4
$\begingroup$

I have a symbolic function (which is in fact an operator) f[expr, x] where the second argument is a local variable for f (kind of like how Integrate[expr, x] is set up).

How do I make analysis functions like D act on f[expr, x] similar to how D acts on Inactive[Integrate]:

D[Inactive[Integrate][Sin[p x^2], x], p]
Inactive[Integrate][x^2 Cos[p x^2], x]   
D[f[Sin[p x^2], x], p]
x^2 Cos[p x^2] Derivative[1, 0][f][Sin[p x^2], x] (*Wrong*)
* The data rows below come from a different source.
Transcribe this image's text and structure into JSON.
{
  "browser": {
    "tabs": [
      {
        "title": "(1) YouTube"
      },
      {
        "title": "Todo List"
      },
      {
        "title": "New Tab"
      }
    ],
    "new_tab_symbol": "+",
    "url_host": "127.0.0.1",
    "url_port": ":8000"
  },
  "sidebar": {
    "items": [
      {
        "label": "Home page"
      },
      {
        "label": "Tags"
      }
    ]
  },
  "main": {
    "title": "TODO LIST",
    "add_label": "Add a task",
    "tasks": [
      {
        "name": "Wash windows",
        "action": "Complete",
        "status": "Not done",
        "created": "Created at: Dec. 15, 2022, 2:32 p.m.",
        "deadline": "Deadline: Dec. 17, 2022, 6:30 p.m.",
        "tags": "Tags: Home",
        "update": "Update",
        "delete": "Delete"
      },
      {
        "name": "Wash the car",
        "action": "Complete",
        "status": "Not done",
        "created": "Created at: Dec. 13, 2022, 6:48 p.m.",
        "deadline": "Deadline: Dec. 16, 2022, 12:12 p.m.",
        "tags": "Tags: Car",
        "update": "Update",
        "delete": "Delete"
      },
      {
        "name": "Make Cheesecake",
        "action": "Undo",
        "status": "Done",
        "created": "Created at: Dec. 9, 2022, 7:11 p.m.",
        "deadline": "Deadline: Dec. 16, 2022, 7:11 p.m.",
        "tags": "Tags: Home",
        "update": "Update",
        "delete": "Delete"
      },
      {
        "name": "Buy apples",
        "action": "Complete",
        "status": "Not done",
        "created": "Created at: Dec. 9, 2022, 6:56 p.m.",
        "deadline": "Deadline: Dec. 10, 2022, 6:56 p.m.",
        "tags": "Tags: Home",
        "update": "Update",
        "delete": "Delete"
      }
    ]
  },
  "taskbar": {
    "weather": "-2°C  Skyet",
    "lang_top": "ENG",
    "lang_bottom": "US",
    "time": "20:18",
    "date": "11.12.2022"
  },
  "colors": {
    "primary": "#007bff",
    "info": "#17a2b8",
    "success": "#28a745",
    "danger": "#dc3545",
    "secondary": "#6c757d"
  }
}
This output is wrong because x^2 Cos[p x^2] has incorrectly been pulled out of f.

Edit: It should work if f appears arbitrarily deep inside expr. Another test case that needs to work:

D[a * f[Sin[p x^2], x], p]

with the desired result:

a*f[x^2*Cos[p*x^2], x] (*Desired*)
$\endgroup$
  • 3
    $\begingroup$ You can overload D on f with e.g. f /: D[_f, x_] := someOperation[f, x] -- do you mean something else? $\endgroup$ – Mr.Wizard Jun 17 '16 at 15:14
  • 2
    $\begingroup$ I should have written f /: D[body_f, x_] := someOperation[body, x] $\endgroup$ – Mr.Wizard Jun 17 '16 at 15:24
7
$\begingroup$

I think this is good case for TagSetDelayed. Rather than redefining D, you associate f with the desired upvalue.

f /: D[f[exp_, x_], p_] := f[D[exp, p], x]

D[f[Sin[p x^2], x], p]
(* f[x^2 Cos[p x^2], x] *)
| improve this answer | |
$\endgroup$
  • 1
    $\begingroup$ This is nice; but if D doesn't directly wrap f, it doesn't seem to work: for example D[a * f[Sin[p x^2], x], p]. Can you suggest a workaround? $\endgroup$ – QuantumDot Jun 17 '16 at 15:36
  • $\begingroup$ @Quantum, is f supposed to be a linear operator, or not? It should not be too hard to modify chuy's answer to incorporate a linearity property, if so. $\endgroup$ – J. M.'s technical difficulties Jun 17 '16 at 16:12
  • 1
    $\begingroup$ @QuantumDot You can use NonConstants -> {f} option. This will prevent D from using built in chain rule on expressions with head f and result will contain D[f[...], ...], so no matter how deep f is inside differentiated expression its D-overriding UpValues will be used. You'll also need to change p_ to p__, so that D with more than two arguments (including options) will be matched. $\endgroup$ – jkuczm Jun 17 '16 at 22:08
  • $\begingroup$ @jkuczm NonConstants solved my problem. Please post as answer and I will accept. $\endgroup$ – QuantumDot Jun 18 '16 at 5:56
1
$\begingroup$

Using jkuczm comment together with chuy's answer, I have a satisfactory solution.

Consider the following example expression (f is a symbolic operator introduced in OP's question):

expr = Cos[ f[Sin[p x^2], x] ]
  1. When using D, set option NonConstants->{f} to prevent it from operating on f. This works for any expression where f appears arbitrarily deep. (jkuczm)

    D[expr, p, NonConstants -> {f}]
    
    (*  -D[f[Sin[p x^2], x], p, NonConstants -> {f}] Sin[f[Sin[p x^2], x]] *)
    
  2. Then, define a rule specifying how D should act on f (chuy):

    f /: D[f[exp_, x_], p_, NonConstants -> {f}] := 
      f[D[exp, p, NonConstants -> {f}], x]
    

Now we have:

D[expr, p, NonConstants -> {f}]

(* -f[x^2 Cos[p x^2], x] Sin[f[Sin[p x^2], x]] *)

as desired.

| improve this answer | |
$\endgroup$

Your Answer

By clicking “Post Your Answer”, you agree to our terms of service, privacy policy and cookie policy

Not the answer you're looking for? Browse other questions tagged or ask your own question.